“Each day, God gives you this grace to offer the Holy Sacrifice for all the sins of the world and for all those who are around you when you are celebrating Mass. Thank God for giving you this extraordinary mission.”17

Yet, this extraordinary mission begins in a very ordinary, very simple way: with the first whispers of grace into a man’s soul, inclining him toward this life of sacrifice, and then a simple prudential decision. Many are called, but sadly, many are deaf to the call, or hear it, and like the young man in the Gospel, unwilling to “put out into the deep”18 and instead, “go away sad.”19


Fr. Ian Andrew Palko is Dean of St. Augustine’s Boys’ School and teaches Catholic Doctrine at St. Dominic’s College in Whanganui, New Zealand. He was ordained a priest in 2017 at St. Thomas Aquinas Seminary (Dillwyn, Virginia) by Bishop Bernard Fellay.


1 Archbishop Marcel Lefebvre, Sermon at the Mass for Priestly Ordinations (Sept. 20, 1980).

2 I Wis. 3:1

3 Mt. 4:20

4 St. John Vianney, Catechism on the Priesthood, in Monin, A. The Spirit of the Curé of Ars. (London : Burns, Lambert, and Oates 1865).

5 I Kg. 19:11–12

6 I Kg. 3:1–10.

7 Charles de Foucauld, Méditation sur les Saint Évangiles quoted by Castillon du Perron, Marguerite. Charles de Foucauld (Paris : Grasset, 1982), p. 265

8 A Thomistic Philosophical axiom : “One cannot give what he does not have.”

9 Ps. 15:5

10 Missale Romanum (1962), Secret Prayer of Missa ad Vocationes Ecclesiasticas Petendas

11 Marcel Lefebvre, Sermon (Mar. 23, 1985).

12 Gal. 4:4 : The sense of πλήρωμα τοῦ χρόνου suggests the decree of God, fixing a certain delay for the Incarnation which divided the infantile human race from the fullness of age which came with the Incarnation.

13 Summa Theologica III q. 65, a. 1

14 St. Bernard, Sermon 18 on the Canticle of Canticles, no. 3.

15 Chautaurd, J.-B. Soul of the Apostolate.

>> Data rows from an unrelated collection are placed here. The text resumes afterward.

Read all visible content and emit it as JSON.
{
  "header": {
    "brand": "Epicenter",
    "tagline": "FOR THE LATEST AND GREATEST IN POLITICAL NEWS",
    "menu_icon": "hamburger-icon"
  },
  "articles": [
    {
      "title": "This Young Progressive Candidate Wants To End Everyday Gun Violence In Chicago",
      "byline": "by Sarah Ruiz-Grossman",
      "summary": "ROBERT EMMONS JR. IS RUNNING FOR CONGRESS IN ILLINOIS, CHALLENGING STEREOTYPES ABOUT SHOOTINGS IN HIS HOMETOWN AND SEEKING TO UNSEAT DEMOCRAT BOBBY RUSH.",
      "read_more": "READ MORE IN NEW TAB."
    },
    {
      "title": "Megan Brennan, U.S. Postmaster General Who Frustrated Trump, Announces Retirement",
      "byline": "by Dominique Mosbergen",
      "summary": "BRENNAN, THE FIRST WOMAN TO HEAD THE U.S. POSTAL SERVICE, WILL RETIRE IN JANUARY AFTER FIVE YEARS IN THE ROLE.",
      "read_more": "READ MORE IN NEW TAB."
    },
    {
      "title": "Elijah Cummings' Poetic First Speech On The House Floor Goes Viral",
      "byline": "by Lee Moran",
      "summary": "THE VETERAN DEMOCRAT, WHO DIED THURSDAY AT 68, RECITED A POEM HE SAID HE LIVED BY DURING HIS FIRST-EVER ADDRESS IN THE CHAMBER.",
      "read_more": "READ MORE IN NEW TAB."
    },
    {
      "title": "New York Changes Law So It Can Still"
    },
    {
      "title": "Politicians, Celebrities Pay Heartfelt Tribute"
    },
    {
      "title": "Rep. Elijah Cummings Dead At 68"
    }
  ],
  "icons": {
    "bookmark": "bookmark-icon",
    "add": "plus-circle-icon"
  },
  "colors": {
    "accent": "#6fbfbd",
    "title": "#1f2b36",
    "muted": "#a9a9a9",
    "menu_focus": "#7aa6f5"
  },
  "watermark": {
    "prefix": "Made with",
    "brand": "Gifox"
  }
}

Pt. 2, no. 2

16 Ps. 65:16

17 Marcel Lefebvre, Sermon at Zaitzkofen (July 7, 1985).

18 Lk. 5:4

19 Mt. 19:22